Show kids this video and take the time to learn each yoga pose. Connecting the mind and the body is great for learning.
30. Sing songs about the alphabet
Everyone loves to sing The Alphabet Song, but did you know there are lots of other songs to sing that can help you remember the alphabet? Try out this Sesame Street favorite.
31. Draw pictures from letters
Using letters as a starting point, teach kids how to draw. If this is too difficult at first, just write a letter and then draw a picture around the letter.
32. Highlight letters on a page
Print a page of text or grab your favorite magazine and a highlighter. Ask kids to highlight as many of one letter as they can find. This is also great for sight word recognition. Here’s a freebie from The Inspired Apple to get you started.
33. Do-a-Dot letter tracing
These fruit-scented dot markers you can buy on Amazon make tracing letters more fun and help kids with directionality and remembering how to write and recognize letters.
34. Play letter slap
Make two sets of index cards with all the letters on them (52 cards in all). Shuffle the cards together and deal them so each kid holds 26 cards. Together each player takes their top card and turns it upright. The player with the letter closest to A wins the hand and takes the card. If two of the same letter are played, the players slap the card. The one on the bottom of the slip wins the hand. The game ends when one player holds all the cards.
35. Match plastic egg letters
Surely you have some plastic Easter eggs hanging around your attic. Use a Sharpie or letter stickers to put an uppercase letter on one half and a lowercase letter on the other. Then separate the two and throw them all in a basket. Kids pull them out and match them up. Tip: Add difficulty by not coordinating the colors.
36. Create loose-part letters
Loose parts are exactly what they sound like—a collection of loose materials or objects. These can be small pebbles, bottle caps, random LEGO bricks, seeds, keys—anything. Draw big letters on a piece of paper and have kids line up loose parts to make the letter.
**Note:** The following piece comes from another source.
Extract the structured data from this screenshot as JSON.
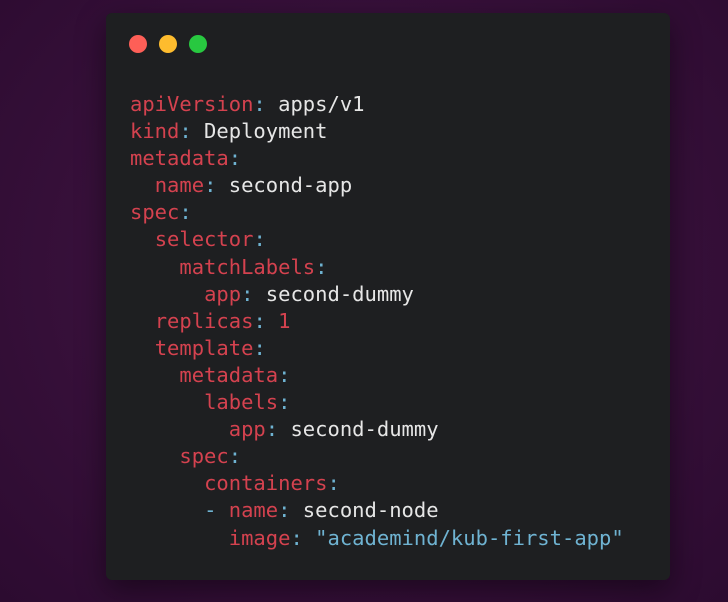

Recognizing letters is a fundamental part of learning how to read. Without it, children struggle to learn letter sounds and identify words. Beginning readers who know their alphabet have a much easier time learning to read. Making alphabet practice a part of every day in fun ways helps create a lifelong love for letters and words.